**Exercise brief:** The answer must be every line of the records below that contains the word "JSON".

**Given records:**
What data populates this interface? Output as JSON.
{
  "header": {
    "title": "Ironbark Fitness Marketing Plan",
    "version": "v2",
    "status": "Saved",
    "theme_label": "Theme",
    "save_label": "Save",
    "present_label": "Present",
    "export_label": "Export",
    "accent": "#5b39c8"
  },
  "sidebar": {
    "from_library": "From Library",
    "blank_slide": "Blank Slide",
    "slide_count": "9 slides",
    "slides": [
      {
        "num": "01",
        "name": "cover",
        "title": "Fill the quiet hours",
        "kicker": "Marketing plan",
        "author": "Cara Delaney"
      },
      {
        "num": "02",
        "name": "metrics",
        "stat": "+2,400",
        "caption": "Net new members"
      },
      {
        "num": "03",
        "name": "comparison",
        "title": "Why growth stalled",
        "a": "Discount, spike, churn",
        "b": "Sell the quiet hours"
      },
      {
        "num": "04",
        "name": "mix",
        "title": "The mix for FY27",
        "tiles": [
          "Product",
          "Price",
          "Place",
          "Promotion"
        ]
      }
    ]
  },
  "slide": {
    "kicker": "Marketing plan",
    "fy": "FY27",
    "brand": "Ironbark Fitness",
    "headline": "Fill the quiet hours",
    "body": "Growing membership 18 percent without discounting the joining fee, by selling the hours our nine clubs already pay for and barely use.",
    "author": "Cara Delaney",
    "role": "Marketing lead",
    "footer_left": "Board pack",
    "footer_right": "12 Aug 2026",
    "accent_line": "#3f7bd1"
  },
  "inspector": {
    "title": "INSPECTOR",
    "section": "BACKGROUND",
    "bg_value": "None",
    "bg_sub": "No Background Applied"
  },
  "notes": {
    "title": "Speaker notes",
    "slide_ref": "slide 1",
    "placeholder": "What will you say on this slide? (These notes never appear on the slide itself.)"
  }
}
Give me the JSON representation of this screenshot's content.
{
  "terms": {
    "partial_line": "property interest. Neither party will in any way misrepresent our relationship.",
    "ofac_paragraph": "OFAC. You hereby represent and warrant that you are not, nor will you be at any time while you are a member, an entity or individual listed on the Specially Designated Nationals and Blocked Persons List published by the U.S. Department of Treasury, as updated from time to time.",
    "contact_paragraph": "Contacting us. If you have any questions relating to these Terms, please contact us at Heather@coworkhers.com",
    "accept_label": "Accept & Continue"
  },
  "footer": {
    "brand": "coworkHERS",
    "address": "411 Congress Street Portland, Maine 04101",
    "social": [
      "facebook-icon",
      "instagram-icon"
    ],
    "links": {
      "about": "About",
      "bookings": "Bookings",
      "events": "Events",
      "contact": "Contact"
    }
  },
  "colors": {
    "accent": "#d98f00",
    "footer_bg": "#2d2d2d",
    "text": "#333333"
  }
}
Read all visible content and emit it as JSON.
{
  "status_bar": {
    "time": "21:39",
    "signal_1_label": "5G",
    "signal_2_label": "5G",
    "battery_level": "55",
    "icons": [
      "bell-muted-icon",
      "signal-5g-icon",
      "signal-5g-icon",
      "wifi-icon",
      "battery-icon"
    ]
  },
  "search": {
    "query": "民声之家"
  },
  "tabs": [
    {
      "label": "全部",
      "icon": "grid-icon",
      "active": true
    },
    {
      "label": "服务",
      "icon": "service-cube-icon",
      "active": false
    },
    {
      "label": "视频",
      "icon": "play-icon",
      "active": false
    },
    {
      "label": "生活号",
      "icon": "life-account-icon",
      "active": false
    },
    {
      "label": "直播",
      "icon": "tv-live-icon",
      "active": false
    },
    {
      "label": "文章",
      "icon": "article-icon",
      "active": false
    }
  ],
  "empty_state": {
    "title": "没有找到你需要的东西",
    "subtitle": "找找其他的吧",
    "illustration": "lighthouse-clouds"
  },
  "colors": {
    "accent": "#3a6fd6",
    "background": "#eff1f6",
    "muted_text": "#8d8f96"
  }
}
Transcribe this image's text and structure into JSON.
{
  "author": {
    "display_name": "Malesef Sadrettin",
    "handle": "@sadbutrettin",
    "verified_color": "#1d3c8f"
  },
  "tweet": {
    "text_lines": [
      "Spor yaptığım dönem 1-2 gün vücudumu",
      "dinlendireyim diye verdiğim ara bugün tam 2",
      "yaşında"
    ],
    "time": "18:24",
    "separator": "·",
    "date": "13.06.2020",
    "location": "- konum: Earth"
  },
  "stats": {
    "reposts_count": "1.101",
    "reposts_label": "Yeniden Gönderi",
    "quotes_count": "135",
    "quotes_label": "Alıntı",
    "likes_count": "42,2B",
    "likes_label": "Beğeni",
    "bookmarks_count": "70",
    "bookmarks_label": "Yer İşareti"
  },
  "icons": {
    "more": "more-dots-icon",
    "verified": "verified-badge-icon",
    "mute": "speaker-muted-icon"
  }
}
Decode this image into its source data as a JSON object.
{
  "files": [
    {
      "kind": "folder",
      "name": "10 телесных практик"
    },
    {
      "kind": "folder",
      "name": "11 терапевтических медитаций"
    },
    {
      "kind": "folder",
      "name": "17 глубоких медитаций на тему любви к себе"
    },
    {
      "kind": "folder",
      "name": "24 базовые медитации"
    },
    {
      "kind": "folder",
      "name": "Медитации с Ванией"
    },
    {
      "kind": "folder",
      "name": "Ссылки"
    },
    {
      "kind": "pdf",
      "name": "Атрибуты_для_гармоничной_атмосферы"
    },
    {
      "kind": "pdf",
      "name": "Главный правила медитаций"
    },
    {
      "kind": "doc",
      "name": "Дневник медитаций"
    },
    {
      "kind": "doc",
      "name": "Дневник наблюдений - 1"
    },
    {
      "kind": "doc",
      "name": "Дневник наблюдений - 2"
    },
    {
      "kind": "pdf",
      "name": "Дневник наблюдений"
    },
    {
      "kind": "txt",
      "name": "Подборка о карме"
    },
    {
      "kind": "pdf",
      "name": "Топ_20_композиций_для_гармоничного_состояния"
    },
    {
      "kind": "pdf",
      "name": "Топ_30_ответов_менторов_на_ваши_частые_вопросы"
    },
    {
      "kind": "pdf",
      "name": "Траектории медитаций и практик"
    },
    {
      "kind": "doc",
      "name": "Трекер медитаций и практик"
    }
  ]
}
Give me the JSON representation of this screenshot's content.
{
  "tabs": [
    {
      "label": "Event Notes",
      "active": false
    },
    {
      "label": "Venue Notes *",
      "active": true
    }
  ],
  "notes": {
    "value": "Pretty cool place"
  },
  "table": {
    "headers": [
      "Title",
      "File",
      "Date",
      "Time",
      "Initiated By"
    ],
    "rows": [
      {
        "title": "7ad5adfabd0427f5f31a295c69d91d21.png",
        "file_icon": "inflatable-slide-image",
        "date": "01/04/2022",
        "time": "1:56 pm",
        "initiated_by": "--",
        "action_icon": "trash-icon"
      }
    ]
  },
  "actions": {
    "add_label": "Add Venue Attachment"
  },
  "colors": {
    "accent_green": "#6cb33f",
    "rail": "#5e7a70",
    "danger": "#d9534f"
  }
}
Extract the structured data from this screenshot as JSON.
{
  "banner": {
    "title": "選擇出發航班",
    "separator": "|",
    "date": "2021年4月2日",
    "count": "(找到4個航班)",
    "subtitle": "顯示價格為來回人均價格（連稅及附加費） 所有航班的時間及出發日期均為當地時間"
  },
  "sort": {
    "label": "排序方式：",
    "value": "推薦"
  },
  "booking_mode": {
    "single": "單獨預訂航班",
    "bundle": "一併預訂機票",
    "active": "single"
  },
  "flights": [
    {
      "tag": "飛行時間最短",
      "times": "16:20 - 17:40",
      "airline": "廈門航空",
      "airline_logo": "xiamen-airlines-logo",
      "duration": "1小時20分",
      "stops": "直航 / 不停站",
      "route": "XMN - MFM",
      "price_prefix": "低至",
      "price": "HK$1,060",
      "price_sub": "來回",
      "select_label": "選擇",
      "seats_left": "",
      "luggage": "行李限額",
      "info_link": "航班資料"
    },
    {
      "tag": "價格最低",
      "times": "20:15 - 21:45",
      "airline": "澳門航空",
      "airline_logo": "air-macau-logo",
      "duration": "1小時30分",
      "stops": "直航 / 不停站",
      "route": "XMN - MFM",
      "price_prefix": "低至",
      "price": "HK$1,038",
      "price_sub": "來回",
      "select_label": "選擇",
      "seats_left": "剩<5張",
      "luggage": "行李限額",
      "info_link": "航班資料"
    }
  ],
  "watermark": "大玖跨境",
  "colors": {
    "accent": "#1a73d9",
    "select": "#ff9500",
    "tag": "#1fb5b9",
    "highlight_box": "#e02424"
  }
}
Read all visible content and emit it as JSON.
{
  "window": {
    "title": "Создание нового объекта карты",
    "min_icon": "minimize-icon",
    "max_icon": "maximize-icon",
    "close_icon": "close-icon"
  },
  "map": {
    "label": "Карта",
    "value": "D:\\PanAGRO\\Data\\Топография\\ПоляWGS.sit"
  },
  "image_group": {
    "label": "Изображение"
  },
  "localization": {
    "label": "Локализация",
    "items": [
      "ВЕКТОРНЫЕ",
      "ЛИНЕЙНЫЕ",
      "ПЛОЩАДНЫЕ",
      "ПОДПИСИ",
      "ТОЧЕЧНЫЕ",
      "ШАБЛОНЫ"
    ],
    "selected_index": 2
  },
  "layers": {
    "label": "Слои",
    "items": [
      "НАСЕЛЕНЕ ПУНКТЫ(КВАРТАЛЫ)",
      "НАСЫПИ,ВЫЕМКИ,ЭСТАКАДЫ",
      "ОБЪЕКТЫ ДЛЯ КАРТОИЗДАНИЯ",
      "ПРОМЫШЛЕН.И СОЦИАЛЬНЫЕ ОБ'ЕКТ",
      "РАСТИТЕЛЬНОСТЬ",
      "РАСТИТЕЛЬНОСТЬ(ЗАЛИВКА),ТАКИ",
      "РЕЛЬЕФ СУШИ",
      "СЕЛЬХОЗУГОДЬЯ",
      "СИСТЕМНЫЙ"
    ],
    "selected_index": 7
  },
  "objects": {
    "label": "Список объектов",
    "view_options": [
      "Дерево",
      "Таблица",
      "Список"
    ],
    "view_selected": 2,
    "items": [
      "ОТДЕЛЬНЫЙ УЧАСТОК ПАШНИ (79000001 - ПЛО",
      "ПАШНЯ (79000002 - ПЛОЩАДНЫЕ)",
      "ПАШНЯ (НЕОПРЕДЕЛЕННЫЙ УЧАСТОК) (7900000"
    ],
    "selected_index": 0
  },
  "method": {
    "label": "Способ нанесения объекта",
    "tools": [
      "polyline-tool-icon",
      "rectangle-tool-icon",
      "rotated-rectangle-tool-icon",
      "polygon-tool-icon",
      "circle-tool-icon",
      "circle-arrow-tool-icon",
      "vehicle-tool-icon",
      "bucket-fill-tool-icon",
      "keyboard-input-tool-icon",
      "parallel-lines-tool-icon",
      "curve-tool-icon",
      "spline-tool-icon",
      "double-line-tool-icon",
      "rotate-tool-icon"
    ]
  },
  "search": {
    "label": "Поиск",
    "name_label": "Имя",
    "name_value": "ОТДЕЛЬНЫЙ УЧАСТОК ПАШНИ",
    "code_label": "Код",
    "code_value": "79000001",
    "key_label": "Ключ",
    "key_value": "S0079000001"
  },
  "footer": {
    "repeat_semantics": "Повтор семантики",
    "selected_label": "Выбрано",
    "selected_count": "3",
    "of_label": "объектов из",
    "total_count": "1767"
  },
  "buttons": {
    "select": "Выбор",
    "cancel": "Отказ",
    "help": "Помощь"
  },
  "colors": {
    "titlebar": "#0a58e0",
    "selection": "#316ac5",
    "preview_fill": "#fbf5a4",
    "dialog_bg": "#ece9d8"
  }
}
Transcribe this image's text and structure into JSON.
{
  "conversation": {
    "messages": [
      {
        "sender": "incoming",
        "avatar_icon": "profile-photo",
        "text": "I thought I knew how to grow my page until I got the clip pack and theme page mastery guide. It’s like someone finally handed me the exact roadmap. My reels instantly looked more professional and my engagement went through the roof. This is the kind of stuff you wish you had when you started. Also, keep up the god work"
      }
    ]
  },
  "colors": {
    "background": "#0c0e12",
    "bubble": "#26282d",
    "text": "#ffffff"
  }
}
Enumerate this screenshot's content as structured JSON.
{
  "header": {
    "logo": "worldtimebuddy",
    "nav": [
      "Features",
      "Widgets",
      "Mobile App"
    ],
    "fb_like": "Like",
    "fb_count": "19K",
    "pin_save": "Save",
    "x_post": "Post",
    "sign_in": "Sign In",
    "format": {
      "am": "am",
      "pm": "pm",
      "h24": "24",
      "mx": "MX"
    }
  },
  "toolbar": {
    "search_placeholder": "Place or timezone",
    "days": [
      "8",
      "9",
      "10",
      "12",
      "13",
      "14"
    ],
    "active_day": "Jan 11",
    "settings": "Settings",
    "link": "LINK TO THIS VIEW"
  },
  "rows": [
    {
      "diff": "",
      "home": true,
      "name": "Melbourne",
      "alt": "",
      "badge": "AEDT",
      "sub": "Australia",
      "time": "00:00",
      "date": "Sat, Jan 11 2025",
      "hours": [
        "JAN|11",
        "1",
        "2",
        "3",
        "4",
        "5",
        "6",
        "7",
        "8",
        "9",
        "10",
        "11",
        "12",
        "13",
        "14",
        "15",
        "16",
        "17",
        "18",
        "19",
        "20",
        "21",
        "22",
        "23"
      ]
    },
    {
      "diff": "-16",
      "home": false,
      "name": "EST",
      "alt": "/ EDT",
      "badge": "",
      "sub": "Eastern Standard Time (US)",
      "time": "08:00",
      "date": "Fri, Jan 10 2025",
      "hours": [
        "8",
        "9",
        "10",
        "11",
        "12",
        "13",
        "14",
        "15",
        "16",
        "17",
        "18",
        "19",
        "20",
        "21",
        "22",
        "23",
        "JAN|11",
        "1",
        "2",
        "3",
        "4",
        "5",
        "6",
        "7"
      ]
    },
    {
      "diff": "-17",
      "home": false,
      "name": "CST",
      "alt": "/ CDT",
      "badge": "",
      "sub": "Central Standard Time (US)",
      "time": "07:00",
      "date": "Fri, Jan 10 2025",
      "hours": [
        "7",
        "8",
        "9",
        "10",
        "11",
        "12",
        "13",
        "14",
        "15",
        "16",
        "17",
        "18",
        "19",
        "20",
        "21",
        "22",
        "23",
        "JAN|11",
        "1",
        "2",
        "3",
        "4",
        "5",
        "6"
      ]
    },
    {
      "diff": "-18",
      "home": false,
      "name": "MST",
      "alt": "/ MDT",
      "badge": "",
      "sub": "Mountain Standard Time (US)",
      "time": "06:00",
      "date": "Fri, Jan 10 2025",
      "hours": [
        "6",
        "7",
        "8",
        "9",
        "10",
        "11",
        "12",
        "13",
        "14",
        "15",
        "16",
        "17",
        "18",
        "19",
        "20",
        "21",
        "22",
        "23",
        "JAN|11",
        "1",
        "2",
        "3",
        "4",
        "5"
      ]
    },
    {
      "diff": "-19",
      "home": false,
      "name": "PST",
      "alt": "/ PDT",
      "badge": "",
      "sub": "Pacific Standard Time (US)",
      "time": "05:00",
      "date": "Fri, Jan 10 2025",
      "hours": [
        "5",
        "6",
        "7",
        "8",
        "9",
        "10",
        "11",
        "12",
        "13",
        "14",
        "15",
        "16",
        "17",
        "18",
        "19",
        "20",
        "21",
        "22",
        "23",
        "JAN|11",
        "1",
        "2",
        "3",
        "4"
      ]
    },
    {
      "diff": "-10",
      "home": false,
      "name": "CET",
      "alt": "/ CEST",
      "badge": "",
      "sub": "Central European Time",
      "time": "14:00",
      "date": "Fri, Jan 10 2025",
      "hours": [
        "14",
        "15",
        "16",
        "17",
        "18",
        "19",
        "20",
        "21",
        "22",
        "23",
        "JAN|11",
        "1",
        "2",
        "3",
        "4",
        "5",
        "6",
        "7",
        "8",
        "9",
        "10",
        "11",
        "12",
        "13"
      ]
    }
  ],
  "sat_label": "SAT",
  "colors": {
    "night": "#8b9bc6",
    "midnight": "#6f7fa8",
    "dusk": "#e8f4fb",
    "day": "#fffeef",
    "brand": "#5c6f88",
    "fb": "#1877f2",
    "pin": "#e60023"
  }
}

**Finished exercise:**
What data populates this interface? Output as JSON.
Give me the JSON representation of this screenshot's content.
Read all visible content and emit it as JSON.
Transcribe this image's text and structure into JSON.
Decode this image into its source data as a JSON object.
Give me the JSON representation of this screenshot's content.
Extract the structured data from this screenshot as JSON.
Read all visible content and emit it as JSON.
Transcribe this image's text and structure into JSON.
Enumerate this screenshot's content as structured JSON.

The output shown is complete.